However, the Armistice with Germany on 11 November meant the 278th Aero Squadron would not see any combat at the front.
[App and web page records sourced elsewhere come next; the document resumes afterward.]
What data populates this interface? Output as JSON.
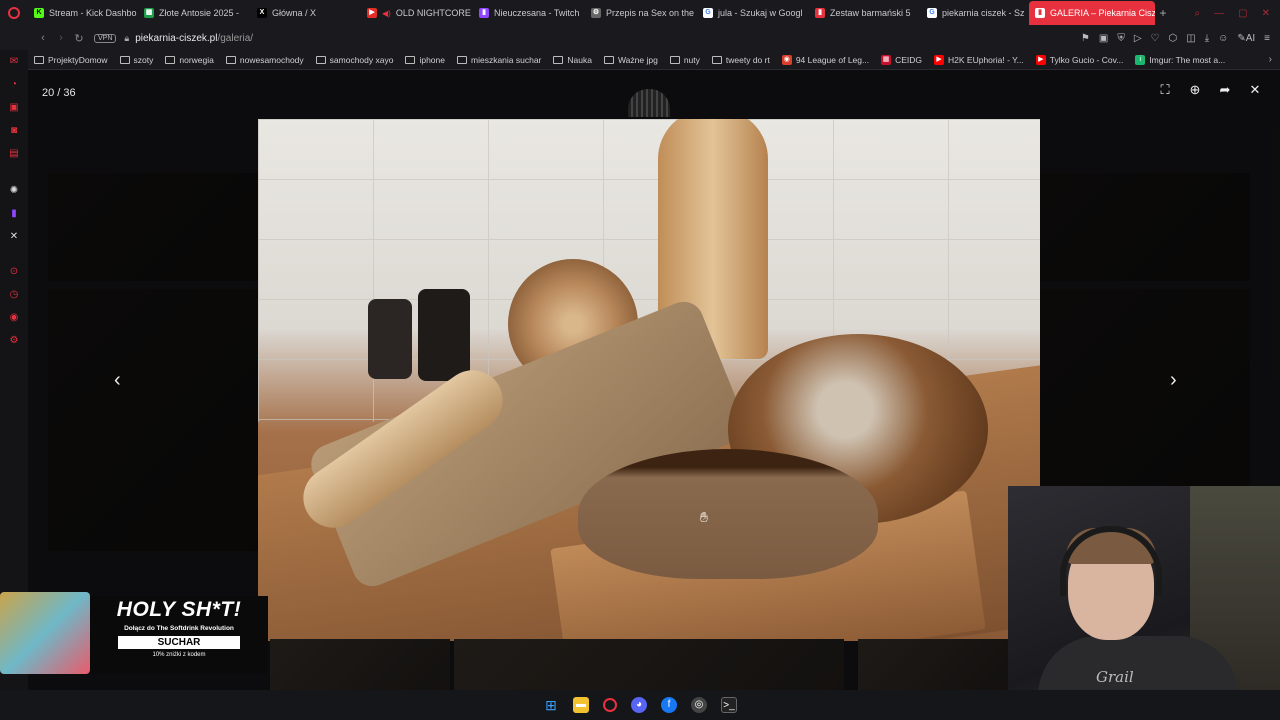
{
  "tabs": [
    {
      "label": "Stream - Kick Dashbo",
      "color": "#53fc18",
      "glyph": "K"
    },
    {
      "label": "Złote Antosie 2025 -",
      "color": "#1e9e4a",
      "glyph": "▦"
    },
    {
      "label": "Główna / X",
      "color": "#000000",
      "glyph": "X"
    },
    {
      "label": "OLD NIGHTCORE",
      "color": "#e52d27",
      "glyph": "▶"
    },
    {
      "label": "Nieuczesana - Twitch",
      "color": "#9146ff",
      "glyph": "▮"
    },
    {
      "label": "Przepis na Sex on the",
      "color": "#666666",
      "glyph": "⚙"
    },
    {
      "label": "jula - Szukaj w Googl",
      "color": "#4285f4",
      "glyph": "G"
    },
    {
      "label": "Zestaw barmański 5",
      "color": "#e8313f",
      "glyph": "▮"
    },
    {
      "label": "piekarnia ciszek - Sz",
      "color": "#4285f4",
      "glyph": "G"
    },
    {
      "label": "GALERIA – Piekarnia Cisz",
      "color": "#e8313f",
      "glyph": "▮"
    }
  ],
  "address": {
    "domain": "piekarnia-ciszek.pl",
    "path": "/galeria/",
    "vpn": "VPN"
  },
  "bookmarks": [
    {
      "label": "ProjektyDomow",
      "kind": "folder"
    },
    {
      "label": "szoty",
      "kind": "folder"
    },
    {
      "label": "norwegia",
      "kind": "folder"
    },
    {
      "label": "nowesamochody",
      "kind": "folder"
    },
    {
      "label": "samochody xayo",
      "kind": "folder"
    },
    {
      "label": "iphone",
      "kind": "folder"
    },
    {
      "label": "mieszkania suchar",
      "kind": "folder"
    },
    {
      "label": "Nauka",
      "kind": "folder"
    },
    {
      "label": "Ważne jpg",
      "kind": "folder"
    },
    {
      "label": "nuty",
      "kind": "folder"
    },
    {
      "label": "tweety do rt",
      "kind": "folder"
    },
    {
      "label": "94 League of Leg...",
      "kind": "site",
      "color": "#d93f2b"
    },
    {
      "label": "CEIDG",
      "kind": "site",
      "color": "#c8102e"
    },
    {
      "label": "H2K EUphoria! - Y...",
      "kind": "site",
      "color": "#ff0000"
    },
    {
      "label": "Tylko Gucio - Cov...",
      "kind": "site",
      "color": "#ff0000"
    },
    {
      "label": "Imgur: The most a...",
      "kind": "site",
      "color": "#1bb76e"
    }
  ],
  "lightbox": {
    "counter": "20 / 36"
  },
  "ad": {
    "title": "HOLY SH*T!",
    "subtitle": "Dołącz do The Softdrink Revolution",
    "code": "SUCHAR",
    "note": "10% zniżki z kodem"
  },
  "webcam": {
    "logo_text": "Grail"
  }
}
Unfortunately, the squadron did suffer a tragic incident when on 29 November, 2d Lieutenant Ogilieve and Williams were killed in a plane crash.[1]

In "Wings of Honor" by James J. Slone Jr., James gives the names of the pilot and observer as, Lts. Alexander K. Ogilive and Bill N. Williams, they crashed and burned in their DH-4 on Nov. 29th. There was also another accident just prior to the disbanding of the 278th according to James Slone, Lt Jerry Ilich was killed when he was hit by Lt. Gustafson's airplane of 25th Pursuit Sqn."[5]

Third Army of Occupation[edit]

The squadron remained at Croix de Metz Aerodrome (with Second Army Air Services from 14 November) until being assigned to Sinzig Airdrome, Germany on 15 April 1919 to serve as part of the occupation force of the Rhineland under the Third Army Air Service, III Corps Observation Group.[6]

There, the squadron began a series of photo-reconnaissance flights in the occupied Rhineland of major manufacturing centers, important cities and towns in both Occupied Germany as well as Luxembourg. Lines of communication (railroads, rivers and roads) were carefully mapped and photographed. In addition, squadron was able to perform test flights on surrendered German aircraft. Flights of the Fokker D.VII, Pfalz D.XII, Halberstadts and Rumpler aircraft were made and evaluations were made.[6]


On 18 May 1919 orders were received from Third Army for the squadron to report to the 1st Air Depot, Colombey-les-Belles Airdrome to turn in all of its supplies and equipment and was relieved from duty with the AEF. The squadron's DH-4 aircraft were delivered to the Air Service Production Center No. 2. at Romorantin Aerodrome, and there, practically all of the pilots and observers were detached from the Squadron.[7]

Personnel at Colombey were subsequently assigned to the Commanding General, Services of Supply and ordered to report to one of several staging camps in France. There, personnel awaited scheduling to report to one of the Base Ports in France for transport to the United States and subsequent demobilization. The 278th Aero Squadron was demobilized at Mitchell Field, New York on 13 June 1919.[4][8]


  • Organized as 278th Aero Squadron on 14 February 1918.
Re-designed: 278th Aero Squadron (Corps Observation), on 1 October 1918
Demobilized on 13 June 1919[1]



Enemy aircraft flown for evaluation[edit]

See also[edit]


 This article incorporates public domain material from the Air Force Historical Research Agency website http://www.afhra.af.mil/.

  1. ^ a b c d e f g h i j Series "E", Volume 22, History of the 222d-376th Aero Squadrons. Gorrell's History of the American Expeditionary Forces Air Service, 1917–1919, National Archives, Washington, D.C.
  2. ^ Series "H", Section "O", Volume 29, Weekly Statistical Reports of Air Service Activities, October 1918-May 1919. Gorrell's History of the American Expeditionary Forces Air Service, 1917–1919, National Archives, Washington, D.C.
  3. ^ Maurer, Maurer (1978), The US Air Service in World War I, The Office of Air Force History, Headquarters USAF Washington
  4. ^ a b Order of Battle of the United States Land Forces in the First World War, Volume 3, Part 3, Center of Military History, United States Army, 1949 (1988 Reprint)
  5. ^ name="James J. Sloan Jr".Wings of Honor, American Airmen in WW1
  6. ^ a b c Series "P", Volume 2, History of Air Service Units Attached to the 3d Army. Gorrell's History of the American Expeditionary Forces Air Service, 1917–1919, National Archives, Washington, D.C.
  7. ^ Series "D", Weekly Statistical Reports of Air Service Activities, October 1918 – May 1919. Gorrell's History of the American Expeditionary Forces Air Service, 1917–1919, National Archives, Washington, D.C.
  8. ^ Series "O", Volume 22, Weekly Statistical Reports on progress of Air Service Activities, October 1918 – May 1919. Gorrell's History of the American Expeditionary Forces Air Service, 1917–1919, National Archives, Washington, D.C.

External links[edit]